The next day the Curzons arrived, and a hasty glance showed me that Phyllis was a charming girl. She was tall, slightly built, with a figure both upright and graceful, and a handsome, somewhat proud face. When in perfect repose her expression was somewhat haughty; but the moment she spoke her face became vivacious, kindly, charming to an extraordinary degree; she had a gay laugh, a sweet smile, a sympathetic manner. I was certain she had the kindest of hearts, and was sure that Allen had made an admirable choice.
A few days went by, and at last the evening before the day when I was to return to London arrived. Phyllis’ mother had gone to bed a short time before, as she had complained of headache, and Allen suddenly proposed, as the night was a perfect one, that we should go out and enjoy a moonlight stroll.

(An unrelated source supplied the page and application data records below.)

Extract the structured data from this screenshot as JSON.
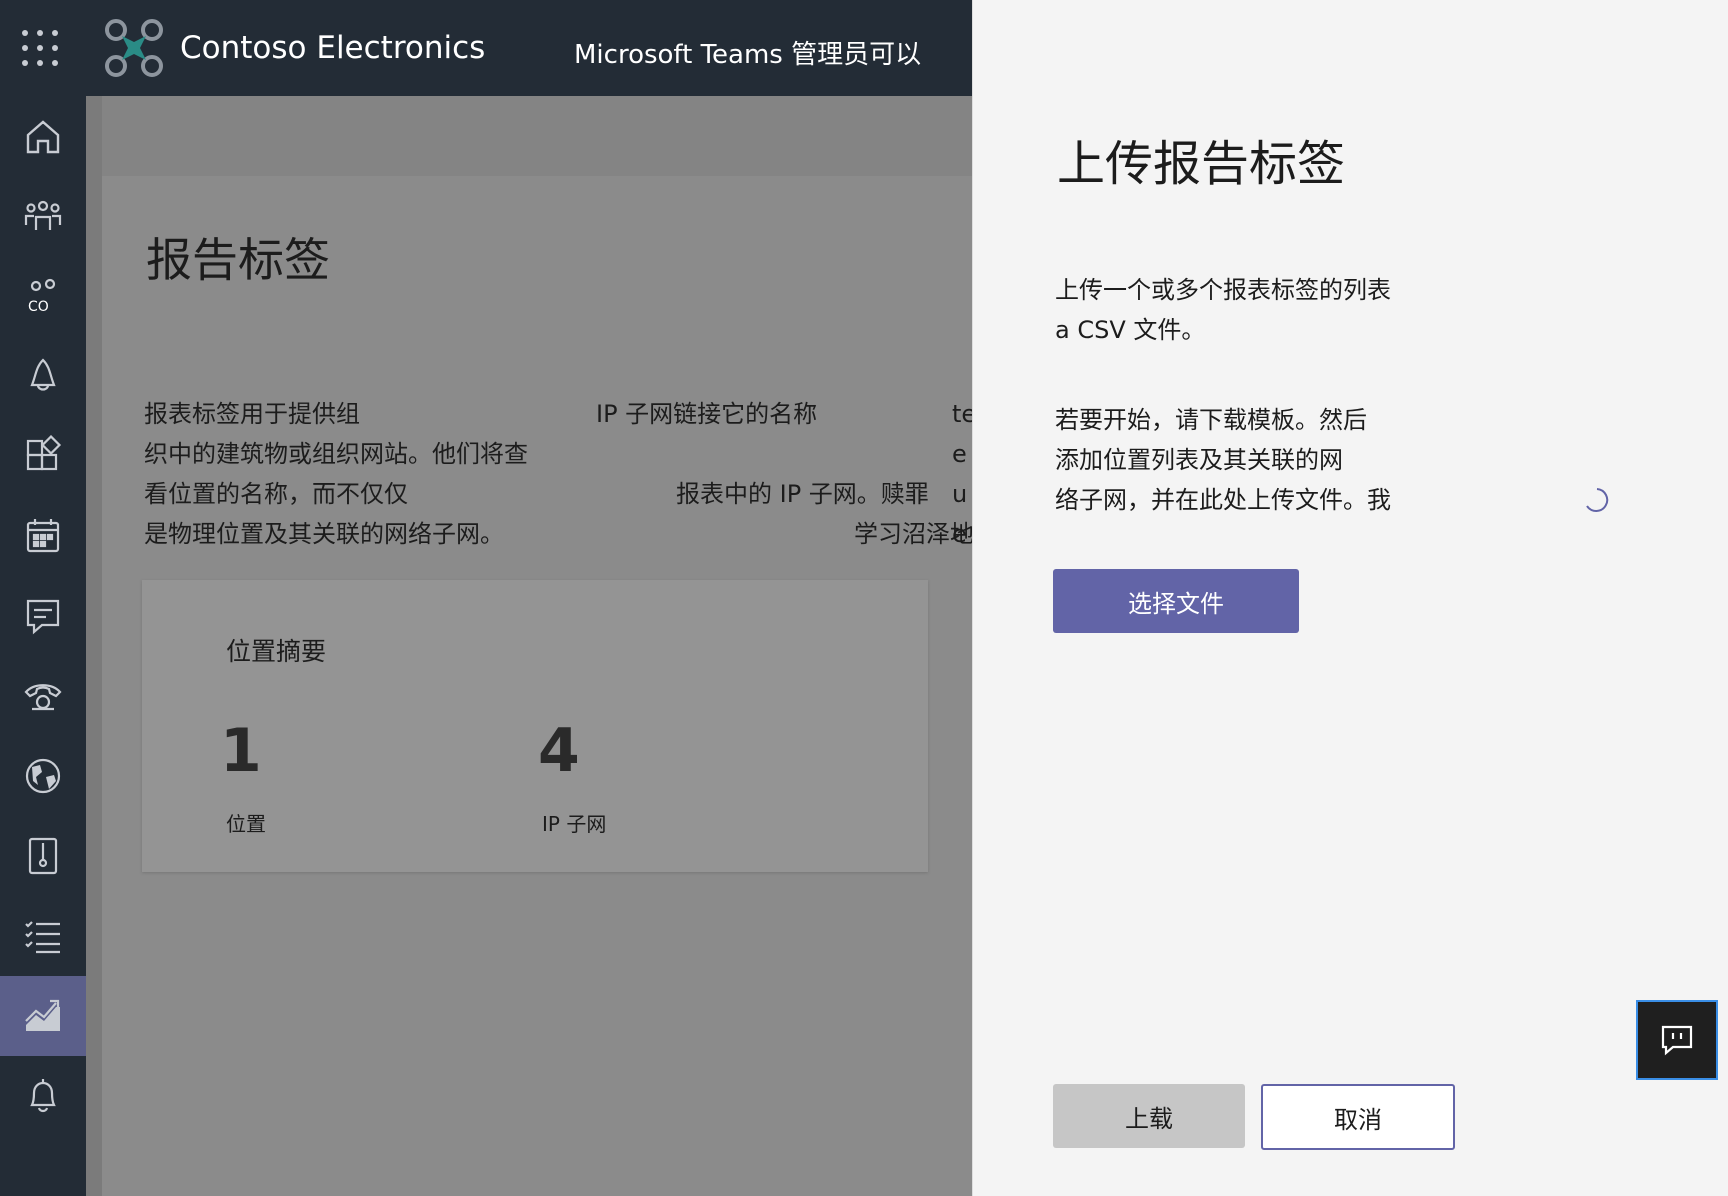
{
  "header": {
    "brand": "Contoso Electronics",
    "message": "Microsoft Teams 管理员可以"
  },
  "rail": {
    "items": [
      {
        "icon": "home-icon"
      },
      {
        "icon": "teams-icon"
      },
      {
        "icon": "users-icon",
        "label": "CO"
      },
      {
        "icon": "devices-icon"
      },
      {
        "icon": "apps-icon"
      },
      {
        "icon": "meetings-icon"
      },
      {
        "icon": "messaging-icon"
      },
      {
        "icon": "voice-icon"
      },
      {
        "icon": "locations-icon"
      },
      {
        "icon": "policy-packages-icon"
      },
      {
        "icon": "planning-icon"
      },
      {
        "icon": "analytics-icon"
      },
      {
        "icon": "notifications-icon"
      }
    ],
    "active": "analytics-icon"
  },
  "main": {
    "title": "报告标签",
    "description_left": [
      "报表标签用于提供组",
      "织中的建筑物或组织网站。他们将查",
      "看位置的名称，而不仅仅",
      "是物理位置及其关联的网络子网。"
    ],
    "description_mid": [
      "IP 子网链接它的名称",
      "",
      "报表中的 IP 子网。赎罪",
      "学习沼泽地"
    ],
    "description_right": [
      "te",
      "e",
      "u",
      "e"
    ],
    "summary": {
      "title": "位置摘要",
      "locations_value": "1",
      "locations_label": "位置",
      "subnets_value": "4",
      "subnets_label": "IP 子网"
    }
  },
  "panel": {
    "title": "上传报告标签",
    "para1": [
      "上传一个或多个报表标签的列表",
      "a CSV 文件。"
    ],
    "para2": [
      "若要开始，请下载模板。然后",
      "添加位置列表及其关联的网",
      "络子网，并在此处上传文件。我"
    ],
    "choose_file": "选择文件",
    "upload": "上载",
    "cancel": "取消"
  },
  "colors": {
    "header_bg": "#232c36",
    "accent": "#6264a7",
    "overlay_bg": "#8b8b8b",
    "panel_bg": "#f4f4f4"
  }
}
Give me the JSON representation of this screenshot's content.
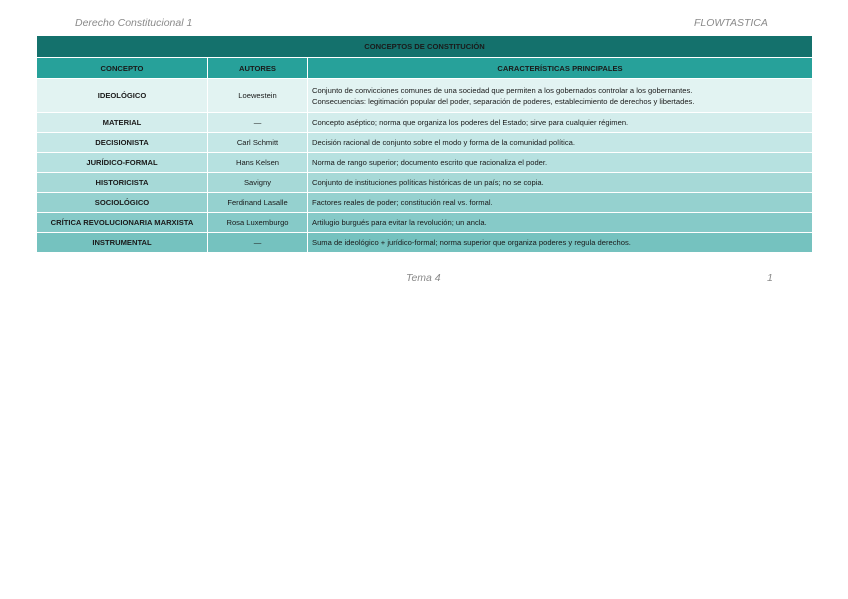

Phyllis laughed with glee at the suggestion, and ran at once into the hall to take a wrap from one of the pegs.
“Allen,” she said to her lover, who was following her, “you and I will go first.”
“No, young lady, on this occasion you and I will have that privilege,” said Sir Henry. He had also come into the hall, and, to our astonishment, announced his intention of accompanying us in our walk.
Phyllis bestowed upon him a startled glance, then she laid her hand lightly on his arm, nodded back at Allen with a smile and walked on in front somewhat rapidly. Allen and I followed in the rear.
“Now, what does my father mean by this?’ said Allen to me. “He never goes out at night; but he has not been well lately. I sometimes think he grows queerer every day.”